[WHAT TO PRODUCE]: Exact copy, no pictures: set down every entry below as written.
--- START ---
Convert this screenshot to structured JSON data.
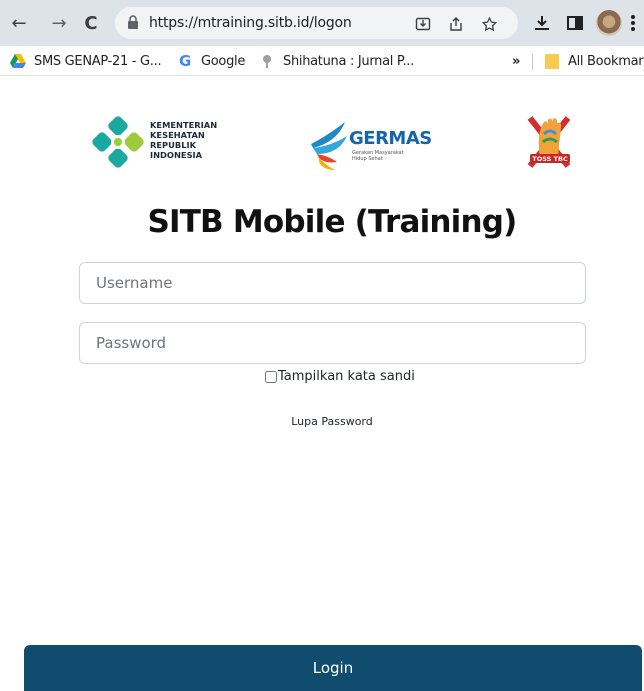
{
  "browser": {
    "url": "https://mtraining.sitb.id/logon",
    "nav": {
      "back": "←",
      "forward": "→",
      "reload": "C"
    },
    "bookmarks": [
      {
        "label": "SMS GENAP-21 - G...",
        "icon": "google-drive-icon"
      },
      {
        "label": "Google",
        "icon": "google-g-icon"
      },
      {
        "label": "Shihatuna : Jurnal P...",
        "icon": "site-favicon-icon"
      }
    ],
    "overflow_chevron": "»",
    "all_bookmarks": "All Bookmarks"
  },
  "logos": {
    "kemenkes": [
      "KEMENTERIAN",
      "KESEHATAN",
      "REPUBLIK",
      "INDONESIA"
    ],
    "germas": {
      "name": "GERMAS",
      "tagline_1": "Gerakan Masyarakat",
      "tagline_2": "Hidup Sehat"
    },
    "tbc": "TOSS TBC"
  },
  "page": {
    "title": "SITB Mobile (Training)",
    "username_placeholder": "Username",
    "password_placeholder": "Password",
    "show_password_label": "Tampilkan kata sandi",
    "forgot_password": "Lupa Password",
    "login_label": "Login"
  },
  "colors": {
    "accent": "#0f4c6e",
    "kemenkes_teal": "#1aa9a0",
    "kemenkes_green": "#9ccb3b"
  }
}
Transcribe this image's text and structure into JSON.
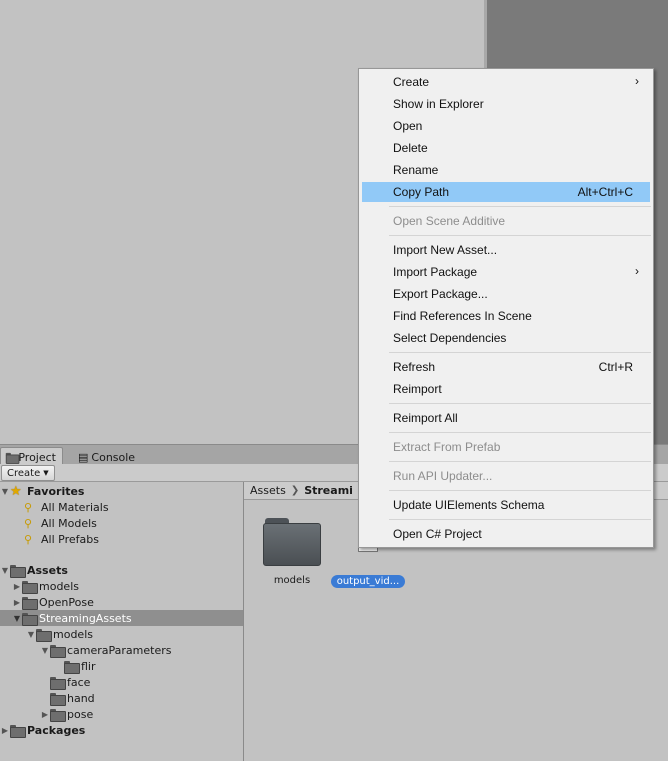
{
  "tabs": {
    "project": "Project",
    "console": "Console"
  },
  "toolbar": {
    "create_label": "Create"
  },
  "tree": {
    "favorites_label": "Favorites",
    "favorites": [
      "All Materials",
      "All Models",
      "All Prefabs"
    ],
    "assets_label": "Assets",
    "models": "models",
    "openpose": "OpenPose",
    "streaming_assets": "StreamingAssets",
    "sa_models": "models",
    "camera_parameters": "cameraParameters",
    "flir": "flir",
    "face": "face",
    "hand": "hand",
    "pose": "pose",
    "packages_label": "Packages"
  },
  "breadcrumb": {
    "root": "Assets",
    "current": "Streami"
  },
  "assets_view": {
    "folder_label": "models",
    "file_label": "output_vid..."
  },
  "context_menu": {
    "create": "Create",
    "show_in_explorer": "Show in Explorer",
    "open": "Open",
    "delete": "Delete",
    "rename": "Rename",
    "copy_path": "Copy Path",
    "copy_path_shortcut": "Alt+Ctrl+C",
    "open_scene_additive": "Open Scene Additive",
    "import_new_asset": "Import New Asset...",
    "import_package": "Import Package",
    "export_package": "Export Package...",
    "find_references": "Find References In Scene",
    "select_dependencies": "Select Dependencies",
    "refresh": "Refresh",
    "refresh_shortcut": "Ctrl+R",
    "reimport": "Reimport",
    "reimport_all": "Reimport All",
    "extract_from_prefab": "Extract From Prefab",
    "run_api_updater": "Run API Updater...",
    "update_uielements": "Update UIElements Schema",
    "open_csharp_project": "Open C# Project"
  },
  "colors": {
    "menu_highlight": "#91c9f7",
    "selection_blue": "#3a7bd5",
    "tree_selected": "#8f8f8f"
  }
}
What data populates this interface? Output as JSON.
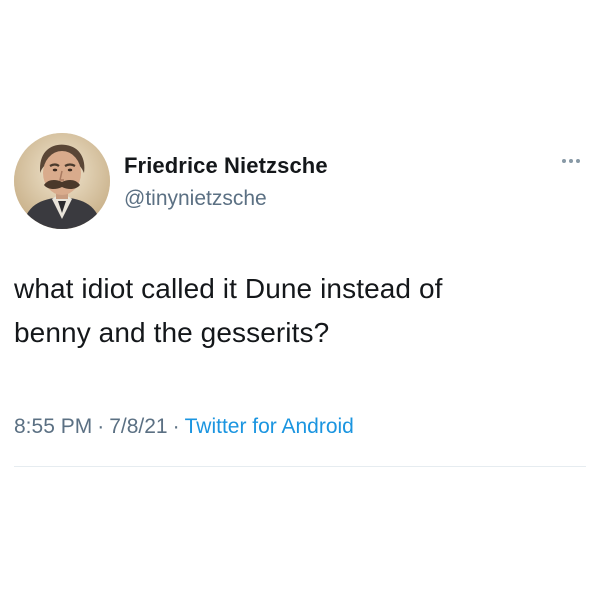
{
  "author": {
    "display_name": "Friedrice Nietzsche",
    "handle": "@tinynietzsche",
    "avatar_icon": "portrait-avatar"
  },
  "tweet": {
    "text": "what idiot called it Dune instead of\nbenny and the gesserits?",
    "time": "8:55 PM",
    "separator": "·",
    "date": "7/8/21",
    "source": "Twitter for Android"
  },
  "actions": {
    "more_icon": "more-options-icon"
  },
  "colors": {
    "text": "#14171a",
    "secondary": "#5b7083",
    "link": "#1b95e0",
    "divider": "#e6ecf0",
    "background": "#ffffff"
  }
}
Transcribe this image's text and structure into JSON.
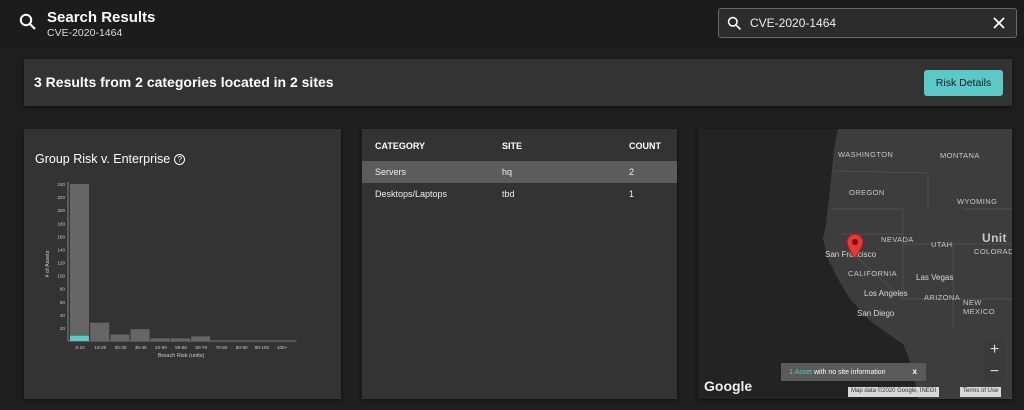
{
  "header": {
    "title": "Search Results",
    "subtitle": "CVE-2020-1464",
    "search_value": "CVE-2020-1464"
  },
  "banner": {
    "summary": "3 Results from 2 categories located in 2 sites",
    "risk_button": "Risk Details"
  },
  "chart": {
    "title": "Group Risk v. Enterprise",
    "help": "?"
  },
  "chart_data": {
    "type": "bar",
    "xlabel": "Breach Risk (units)",
    "ylabel": "# of Assets",
    "categories": [
      "0-10",
      "10-20",
      "20-30",
      "30-40",
      "40-50",
      "50-60",
      "60-70",
      "70-80",
      "80-90",
      "90-100",
      "100+"
    ],
    "series": [
      {
        "values": [
          240,
          28,
          10,
          18,
          4,
          4,
          7,
          0,
          0,
          0,
          0
        ]
      },
      {
        "values": [
          8,
          0,
          0,
          0,
          0,
          0,
          0,
          0,
          0,
          0,
          0
        ]
      }
    ],
    "yticks": [
      "240",
      "220",
      "200",
      "180",
      "160",
      "140",
      "120",
      "100",
      "80",
      "60",
      "40",
      "20"
    ],
    "colors": {
      "enterprise": "#666666",
      "group": "#5ac9c7"
    }
  },
  "table": {
    "headers": {
      "category": "CATEGORY",
      "site": "SITE",
      "count": "COUNT"
    },
    "rows": [
      {
        "category": "Servers",
        "site": "hq",
        "count": "2"
      },
      {
        "category": "Desktops/Laptops",
        "site": "tbd",
        "count": "1"
      }
    ]
  },
  "map": {
    "states": {
      "washington": "WASHINGTON",
      "montana": "MONTANA",
      "oregon": "OREGON",
      "wyoming": "WYOMING",
      "nevada": "NEVADA",
      "utah": "UTAH",
      "california": "CALIFORNIA",
      "arizona": "ARIZONA",
      "colorado": "COLORADO",
      "new_mexico": "NEW MEXICO",
      "united": "Unit"
    },
    "cities": {
      "sf": "San Francisco",
      "las_vegas": "Las Vegas",
      "los_angeles": "Los Angeles",
      "san_diego": "San Diego"
    },
    "toast_link": "1 Asset",
    "toast_text": "with no site information",
    "toast_close": "x",
    "zoom_in": "+",
    "zoom_out": "−",
    "google": "Google",
    "attribution": "Map data ©2020 Google, INEGI",
    "terms": "Terms of Use"
  }
}
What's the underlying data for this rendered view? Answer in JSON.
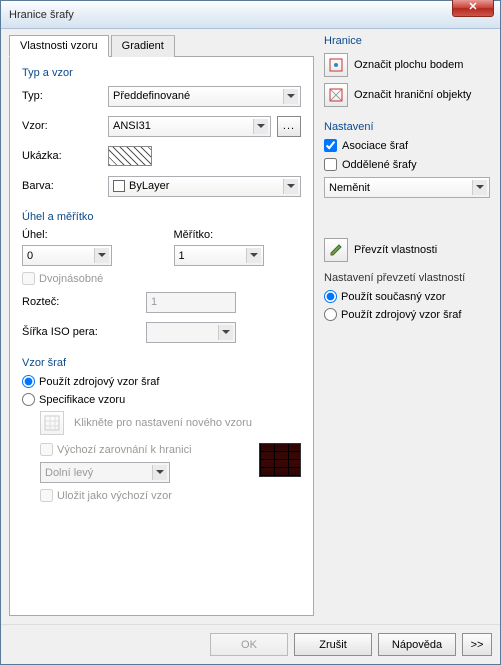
{
  "window": {
    "title": "Hranice šrafy"
  },
  "tabs": {
    "pattern": "Vlastnosti vzoru",
    "gradient": "Gradient"
  },
  "groups": {
    "typeAndPattern": "Typ a vzor",
    "angleAndScale": "Úhel a měřítko",
    "hatchPattern": "Vzor šraf"
  },
  "labels": {
    "type": "Typ:",
    "pattern": "Vzor:",
    "sample": "Ukázka:",
    "color": "Barva:",
    "angle": "Úhel:",
    "scale": "Měřítko:",
    "double": "Dvojnásobné",
    "spacing": "Rozteč:",
    "isoPen": "Šířka ISO pera:",
    "useSource": "Použít zdrojový vzor šraf",
    "specPattern": "Specifikace vzoru",
    "clickForPattern": "Klikněte pro nastavení nového vzoru",
    "defaultAlign": "Výchozí zarovnání k hranici",
    "alignValue": "Dolní levý",
    "saveDefault": "Uložit jako výchozí vzor"
  },
  "values": {
    "type": "Předdefinované",
    "pattern": "ANSI31",
    "color": "ByLayer",
    "angle": "0",
    "scale": "1",
    "spacing": "1"
  },
  "right": {
    "boundary": "Hranice",
    "pickPoint": "Označit plochu bodem",
    "selectObjects": "Označit hraniční objekty",
    "settings": "Nastavení",
    "assoc": "Asociace šraf",
    "separate": "Oddělené šrafy",
    "dontChange": "Neměnit",
    "inherit": "Převzít vlastnosti",
    "inheritSettings": "Nastavení převzetí vlastností",
    "useCurrent": "Použít současný vzor",
    "useSourceHatch": "Použít zdrojový vzor šraf"
  },
  "buttons": {
    "ok": "OK",
    "cancel": "Zrušit",
    "help": "Nápověda",
    "more": ">>",
    "browse": "..."
  }
}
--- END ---
[ANSWER SECTION]:
Convert this screenshot to structured JSON data.
{
  "browser": {
    "url": "https://mtraining.sitb.id/logon",
    "nav": {
      "back": "←",
      "forward": "→",
      "reload": "C"
    },
    "bookmarks": [
      {
        "label": "SMS GENAP-21 - G...",
        "icon": "google-drive-icon"
      },
      {
        "label": "Google",
        "icon": "google-g-icon"
      },
      {
        "label": "Shihatuna : Jurnal P...",
        "icon": "site-favicon-icon"
      }
    ],
    "overflow_chevron": "»",
    "all_bookmarks": "All Bookmarks"
  },
  "logos": {
    "kemenkes": [
      "KEMENTERIAN",
      "KESEHATAN",
      "REPUBLIK",
      "INDONESIA"
    ],
    "germas": {
      "name": "GERMAS",
      "tagline_1": "Gerakan Masyarakat",
      "tagline_2": "Hidup Sehat"
    },
    "tbc": "TOSS TBC"
  },
  "page": {
    "title": "SITB Mobile (Training)",
    "username_placeholder": "Username",
    "password_placeholder": "Password",
    "show_password_label": "Tampilkan kata sandi",
    "forgot_password": "Lupa Password",
    "login_label": "Login"
  },
  "colors": {
    "accent": "#0f4c6e",
    "kemenkes_teal": "#1aa9a0",
    "kemenkes_green": "#9ccb3b"
  }
}
Transcribe this image's text and structure into JSON.
{
  "tabs": {
    "project": "Project",
    "console": "Console"
  },
  "toolbar": {
    "create_label": "Create"
  },
  "tree": {
    "favorites_label": "Favorites",
    "favorites": [
      "All Materials",
      "All Models",
      "All Prefabs"
    ],
    "assets_label": "Assets",
    "models": "models",
    "openpose": "OpenPose",
    "streaming_assets": "StreamingAssets",
    "sa_models": "models",
    "camera_parameters": "cameraParameters",
    "flir": "flir",
    "face": "face",
    "hand": "hand",
    "pose": "pose",
    "packages_label": "Packages"
  },
  "breadcrumb": {
    "root": "Assets",
    "current": "Streami"
  },
  "assets_view": {
    "folder_label": "models",
    "file_label": "output_vid..."
  },
  "context_menu": {
    "create": "Create",
    "show_in_explorer": "Show in Explorer",
    "open": "Open",
    "delete": "Delete",
    "rename": "Rename",
    "copy_path": "Copy Path",
    "copy_path_shortcut": "Alt+Ctrl+C",
    "open_scene_additive": "Open Scene Additive",
    "import_new_asset": "Import New Asset...",
    "import_package": "Import Package",
    "export_package": "Export Package...",
    "find_references": "Find References In Scene",
    "select_dependencies": "Select Dependencies",
    "refresh": "Refresh",
    "refresh_shortcut": "Ctrl+R",
    "reimport": "Reimport",
    "reimport_all": "Reimport All",
    "extract_from_prefab": "Extract From Prefab",
    "run_api_updater": "Run API Updater...",
    "update_uielements": "Update UIElements Schema",
    "open_csharp_project": "Open C# Project"
  },
  "colors": {
    "menu_highlight": "#91c9f7",
    "selection_blue": "#3a7bd5",
    "tree_selected": "#8f8f8f"
  }
}
What data populates this interface? Output as JSON.
{
  "author": {
    "display_name": "Friedrice Nietzsche",
    "handle": "@tinynietzsche",
    "avatar_icon": "portrait-avatar"
  },
  "tweet": {
    "text": "what idiot called it Dune instead of\nbenny and the gesserits?",
    "time": "8:55 PM",
    "separator": "·",
    "date": "7/8/21",
    "source": "Twitter for Android"
  },
  "actions": {
    "more_icon": "more-options-icon"
  },
  "colors": {
    "text": "#14171a",
    "secondary": "#5b7083",
    "link": "#1b95e0",
    "divider": "#e6ecf0",
    "background": "#ffffff"
  }
}
Transcribe this image's text and structure into JSON.
{
  "header": {
    "title": "Search Results",
    "subtitle": "CVE-2020-1464",
    "search_value": "CVE-2020-1464"
  },
  "banner": {
    "summary": "3 Results from 2 categories located in 2 sites",
    "risk_button": "Risk Details"
  },
  "chart": {
    "title": "Group Risk v. Enterprise",
    "help": "?"
  },
  "chart_data": {
    "type": "bar",
    "xlabel": "Breach Risk (units)",
    "ylabel": "# of Assets",
    "categories": [
      "0-10",
      "10-20",
      "20-30",
      "30-40",
      "40-50",
      "50-60",
      "60-70",
      "70-80",
      "80-90",
      "90-100",
      "100+"
    ],
    "series": [
      {
        "values": [
          240,
          28,
          10,
          18,
          4,
          4,
          7,
          0,
          0,
          0,
          0
        ]
      },
      {
        "values": [
          8,
          0,
          0,
          0,
          0,
          0,
          0,
          0,
          0,
          0,
          0
        ]
      }
    ],
    "yticks": [
      "240",
      "220",
      "200",
      "180",
      "160",
      "140",
      "120",
      "100",
      "80",
      "60",
      "40",
      "20"
    ],
    "colors": {
      "enterprise": "#666666",
      "group": "#5ac9c7"
    }
  },
  "table": {
    "headers": {
      "category": "CATEGORY",
      "site": "SITE",
      "count": "COUNT"
    },
    "rows": [
      {
        "category": "Servers",
        "site": "hq",
        "count": "2"
      },
      {
        "category": "Desktops/Laptops",
        "site": "tbd",
        "count": "1"
      }
    ]
  },
  "map": {
    "states": {
      "washington": "WASHINGTON",
      "montana": "MONTANA",
      "oregon": "OREGON",
      "wyoming": "WYOMING",
      "nevada": "NEVADA",
      "utah": "UTAH",
      "california": "CALIFORNIA",
      "arizona": "ARIZONA",
      "colorado": "COLORADO",
      "new_mexico": "NEW MEXICO",
      "united": "Unit"
    },
    "cities": {
      "sf": "San Francisco",
      "las_vegas": "Las Vegas",
      "los_angeles": "Los Angeles",
      "san_diego": "San Diego"
    },
    "toast_link": "1 Asset",
    "toast_text": "with no site information",
    "toast_close": "x",
    "zoom_in": "+",
    "zoom_out": "−",
    "google": "Google",
    "attribution": "Map data ©2020 Google, INEGI",
    "terms": "Terms of Use"
  }
}
What's the underlying data for this rendered view? Answer in JSON.
{
  "window": {
    "title": "Hranice šrafy"
  },
  "tabs": {
    "pattern": "Vlastnosti vzoru",
    "gradient": "Gradient"
  },
  "groups": {
    "typeAndPattern": "Typ a vzor",
    "angleAndScale": "Úhel a měřítko",
    "hatchPattern": "Vzor šraf"
  },
  "labels": {
    "type": "Typ:",
    "pattern": "Vzor:",
    "sample": "Ukázka:",
    "color": "Barva:",
    "angle": "Úhel:",
    "scale": "Měřítko:",
    "double": "Dvojnásobné",
    "spacing": "Rozteč:",
    "isoPen": "Šířka ISO pera:",
    "useSource": "Použít zdrojový vzor šraf",
    "specPattern": "Specifikace vzoru",
    "clickForPattern": "Klikněte pro nastavení nového vzoru",
    "defaultAlign": "Výchozí zarovnání k hranici",
    "alignValue": "Dolní levý",
    "saveDefault": "Uložit jako výchozí vzor"
  },
  "values": {
    "type": "Předdefinované",
    "pattern": "ANSI31",
    "color": "ByLayer",
    "angle": "0",
    "scale": "1",
    "spacing": "1"
  },
  "right": {
    "boundary": "Hranice",
    "pickPoint": "Označit plochu bodem",
    "selectObjects": "Označit hraniční objekty",
    "settings": "Nastavení",
    "assoc": "Asociace šraf",
    "separate": "Oddělené šrafy",
    "dontChange": "Neměnit",
    "inherit": "Převzít vlastnosti",
    "inheritSettings": "Nastavení převzetí vlastností",
    "useCurrent": "Použít současný vzor",
    "useSourceHatch": "Použít zdrojový vzor šraf"
  },
  "buttons": {
    "ok": "OK",
    "cancel": "Zrušit",
    "help": "Nápověda",
    "more": ">>",
    "browse": "..."
  }
}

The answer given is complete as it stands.